The Archdeacon of St Michan's Church, from where a mummified head and skull were stolen recently, has thanked the public and the Gardaí for their help in returning the historic remains.
David Pierrepoint had a special word of thanks for the person who tipped off Gardaí about there whereabouts of the items.
“We’re extremely grateful that we have this back and now we can lay him to rest,” he told RTE radio’s Morning Ireland.
He told of how he received a phone call from the Bridewell Garda station on Tuesday afternoon to say they had received a tip-off and had recovered the head and the skull.
“I immediately went to the station and examined the skull and the head, unfortunately they were quote saturated and damp and wet, so they've gone to the museum now to begin the process of trying to dry them out, but my fear is that once they start drying out they'll just begin to crumble.
“We'll just have to wait and see, possibly we will have to recoffin them and reinter them in the vaults.”
Rev Deacon said he did not know where the remains were recovered as this was an ongoing investigation.
“Whoever the culprits are they may be able to use this as part of their arrest process.
The heads can be put back with the back with the body, the head of the Crusader was completely severed from the neck, spine, it's very unlikely it can be reattached as such, but it can certainly be laid back in its proper place, whether it can ever be on view to the public again is something that we wait for the experts findings. We're in their hands now.
He went on to explain that the vaults at St Michan's have a preservative quality.
“The vaults are always at 14 degrees temperature, that's winter and summer, they say it's from the tannin gas.
"The church was originally built on Oxmantown Bog and the tannin gas mixed with the limestone has this funny preserving qualities so while people have been buried there, no one knew until about 150 years ago that this preserving quality was there.
“We have records for some of the people buried there, obviously there are family crypts there, as regards the Crusader who just know he is approximately 800 years which ties in with the Crusades, he was buried with his legs crossed which was standard. We know the nun for example was about 400 years old.
“The sad part of it is that anybody would do such a thing. Anybody who would do this I don't believe they're in their right mind.
“There was a break-in at the crypt in 1996, that was just mindless vandalism by some youths. We have particularly good security, we have CCTV cameras, double doors both outside and inside the crypts and the people who did this came prepared to break open those doors.
“The doors on the outside, each of them weighs about 60 kilos and one of them was taken off its hinges. That didn't just happen.”
He explained that the Parish can't afford 24-hour security on site.
“We've done everything we can security wise to keep it safe.
It is our intention to open the crypt to visitors because we have inherited this great treasure, not just for the parish, for the city and the nation and we maintain it, so it is our intention to have this available for all future generations in whatever form it can be.

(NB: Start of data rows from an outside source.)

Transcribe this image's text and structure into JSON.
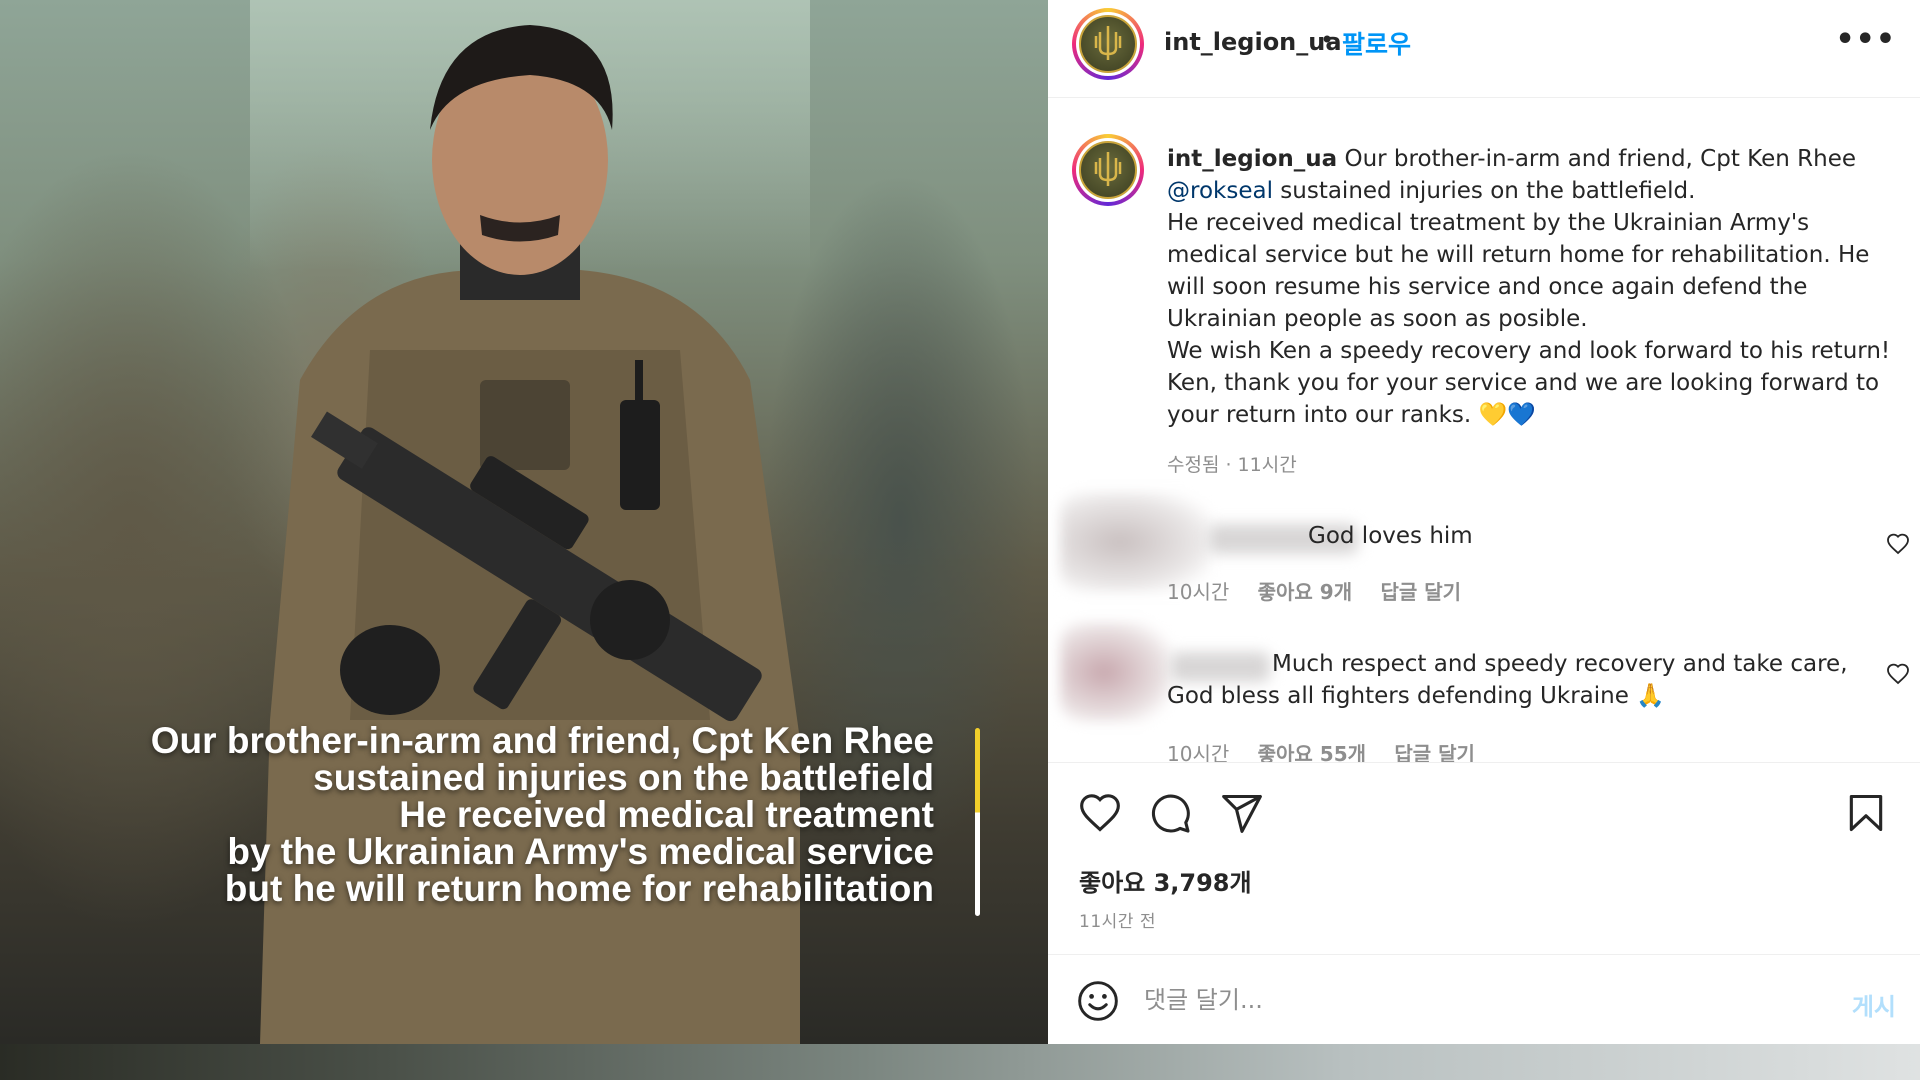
{
  "post_image": {
    "caption_lines": [
      "Our brother-in-arm and friend, Cpt Ken Rhee",
      "sustained injuries on the battlefield",
      "He received medical treatment",
      "by the Ukrainian Army's medical service",
      "but he will return home for rehabilitation"
    ],
    "caption_bar_colors": [
      "#f2cf2b",
      "#ffffff"
    ]
  },
  "header": {
    "username": "int_legion_ua",
    "separator": "•",
    "follow_label": "팔로우",
    "more_label": "•••"
  },
  "caption": {
    "username": "int_legion_ua",
    "text_1": " Our brother-in-arm and friend, Cpt Ken Rhee",
    "mention": "@rokseal",
    "text_2": " sustained injuries on the battlefield.",
    "paragraph_2": "He received medical treatment by the Ukrainian Army's medical service but he will return home for rehabilitation. He will soon resume his service and once again defend the Ukrainian people as soon as posible.",
    "paragraph_3": "We wish Ken a speedy recovery and look forward to his return!",
    "paragraph_4": "Ken, thank you for your service and we are looking forward to your return into our ranks. 💛💙",
    "meta": "수정됨 · 11시간"
  },
  "comments": [
    {
      "text": "God loves him",
      "time": "10시간",
      "likes": "좋아요 9개",
      "reply_label": "답글 달기"
    },
    {
      "text_line_1": "Much respect and speedy recovery and take care,",
      "text_line_2": "God bless all fighters defending Ukraine 🙏",
      "time": "10시간",
      "likes": "좋아요 55개",
      "reply_label": "답글 달기"
    }
  ],
  "actions": {
    "likes": "좋아요 3,798개",
    "posted": "11시간 전"
  },
  "add_comment": {
    "placeholder": "댓글 달기...",
    "post_label": "게시"
  },
  "colors": {
    "link_blue": "#0095f6",
    "mention_blue": "#00376b",
    "secondary_text": "#8e8e8e"
  }
}
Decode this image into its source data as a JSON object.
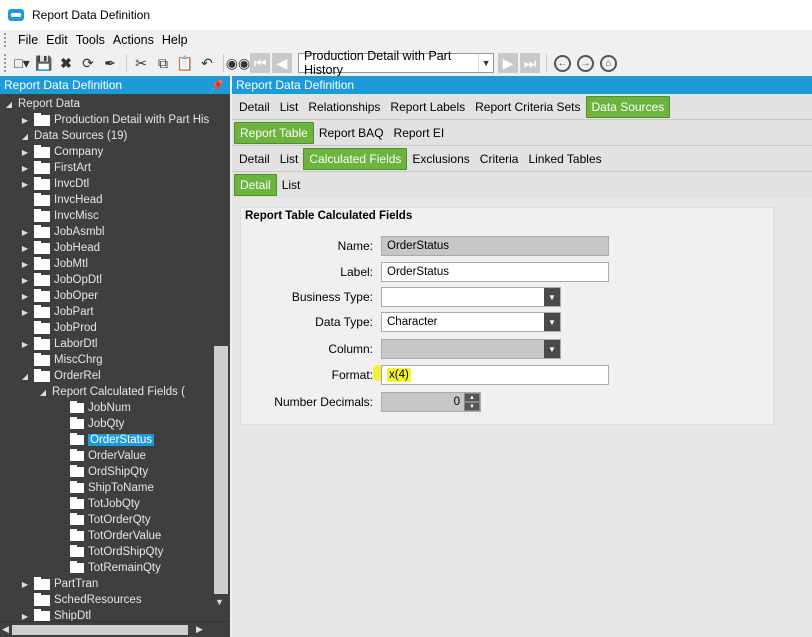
{
  "window": {
    "title": "Report Data Definition"
  },
  "menu": [
    "File",
    "Edit",
    "Tools",
    "Actions",
    "Help"
  ],
  "toolbar": {
    "combo_value": "Production Detail with Part History",
    "icons": [
      "new-icon",
      "save-icon",
      "delete-icon",
      "refresh-icon",
      "clear-icon",
      "cut-icon",
      "copy-icon",
      "paste-icon",
      "undo-icon",
      "binoculars-icon",
      "first-record-icon",
      "previous-record-icon",
      "next-record-icon",
      "last-record-icon",
      "back-icon",
      "forward-icon",
      "home-icon"
    ]
  },
  "left_panel": {
    "title": "Report Data Definition",
    "tree": [
      {
        "label": "Report Data",
        "level": 0,
        "expander": "expanded",
        "folder": false
      },
      {
        "label": "Production Detail with Part His",
        "level": 1,
        "expander": "collapsed",
        "folder": true
      },
      {
        "label": "Data Sources (19)",
        "level": 1,
        "expander": "expanded",
        "folder": false
      },
      {
        "label": "Company",
        "level": 2,
        "expander": "collapsed",
        "folder": true
      },
      {
        "label": "FirstArt",
        "level": 2,
        "expander": "collapsed",
        "folder": true
      },
      {
        "label": "InvcDtl",
        "level": 2,
        "expander": "collapsed",
        "folder": true
      },
      {
        "label": "InvcHead",
        "level": 2,
        "expander": "none",
        "folder": true
      },
      {
        "label": "InvcMisc",
        "level": 2,
        "expander": "none",
        "folder": true
      },
      {
        "label": "JobAsmbl",
        "level": 2,
        "expander": "collapsed",
        "folder": true
      },
      {
        "label": "JobHead",
        "level": 2,
        "expander": "collapsed",
        "folder": true
      },
      {
        "label": "JobMtl",
        "level": 2,
        "expander": "collapsed",
        "folder": true
      },
      {
        "label": "JobOpDtl",
        "level": 2,
        "expander": "collapsed",
        "folder": true
      },
      {
        "label": "JobOper",
        "level": 2,
        "expander": "collapsed",
        "folder": true
      },
      {
        "label": "JobPart",
        "level": 2,
        "expander": "collapsed",
        "folder": true
      },
      {
        "label": "JobProd",
        "level": 2,
        "expander": "none",
        "folder": true
      },
      {
        "label": "LaborDtl",
        "level": 2,
        "expander": "collapsed",
        "folder": true
      },
      {
        "label": "MiscChrg",
        "level": 2,
        "expander": "none",
        "folder": true
      },
      {
        "label": "OrderRel",
        "level": 2,
        "expander": "expanded",
        "folder": true
      },
      {
        "label": "Report Calculated Fields (",
        "level": 3,
        "expander": "expanded",
        "folder": false
      },
      {
        "label": "JobNum",
        "level": 4,
        "expander": "none",
        "folder": true
      },
      {
        "label": "JobQty",
        "level": 4,
        "expander": "none",
        "folder": true
      },
      {
        "label": "OrderStatus",
        "level": 4,
        "expander": "none",
        "folder": true,
        "selected": true
      },
      {
        "label": "OrderValue",
        "level": 4,
        "expander": "none",
        "folder": true
      },
      {
        "label": "OrdShipQty",
        "level": 4,
        "expander": "none",
        "folder": true
      },
      {
        "label": "ShipToName",
        "level": 4,
        "expander": "none",
        "folder": true
      },
      {
        "label": "TotJobQty",
        "level": 4,
        "expander": "none",
        "folder": true
      },
      {
        "label": "TotOrderQty",
        "level": 4,
        "expander": "none",
        "folder": true
      },
      {
        "label": "TotOrderValue",
        "level": 4,
        "expander": "none",
        "folder": true
      },
      {
        "label": "TotOrdShipQty",
        "level": 4,
        "expander": "none",
        "folder": true
      },
      {
        "label": "TotRemainQty",
        "level": 4,
        "expander": "none",
        "folder": true
      },
      {
        "label": "PartTran",
        "level": 2,
        "expander": "collapsed",
        "folder": true
      },
      {
        "label": "SchedResources",
        "level": 2,
        "expander": "none",
        "folder": true
      },
      {
        "label": "ShipDtl",
        "level": 2,
        "expander": "collapsed",
        "folder": true
      }
    ]
  },
  "right_panel": {
    "title": "Report Data Definition",
    "tabs_level1": [
      "Detail",
      "List",
      "Relationships",
      "Report Labels",
      "Report Criteria Sets",
      "Data Sources"
    ],
    "tabs_level1_active": "Data Sources",
    "tabs_level2": [
      "Report Table",
      "Report BAQ",
      "Report EI"
    ],
    "tabs_level2_active": "Report Table",
    "tabs_level3": [
      "Detail",
      "List",
      "Calculated Fields",
      "Exclusions",
      "Criteria",
      "Linked Tables"
    ],
    "tabs_level3_active": "Calculated Fields",
    "tabs_level4": [
      "Detail",
      "List"
    ],
    "tabs_level4_active": "Detail",
    "group_title": "Report Table Calculated Fields",
    "fields": {
      "name": {
        "label": "Name:",
        "value": "OrderStatus"
      },
      "label": {
        "label": "Label:",
        "value": "OrderStatus"
      },
      "business_type": {
        "label": "Business Type:",
        "value": ""
      },
      "data_type": {
        "label": "Data Type:",
        "value": "Character"
      },
      "column": {
        "label": "Column:",
        "value": ""
      },
      "format": {
        "label": "Format:",
        "value": "x(4)"
      },
      "number_decimals": {
        "label": "Number Decimals:",
        "value": "0"
      }
    },
    "highlight_color": "#f4f13a",
    "accent_color": "#1c9bd8",
    "active_tab_color": "#6cb33f"
  }
}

“Want to say thank you to so many people from across the globe who have expressed their concern and their support, thanks to the Gardai, and thank you to whoever tipped the Gardai off as to where we could find the head and the skull because we're extremely grateful now that we have this back we can lay him to rest.”
The archdeacon said that St Michan's is open for church services. “It's back open since Monday for tourists including the crypts.”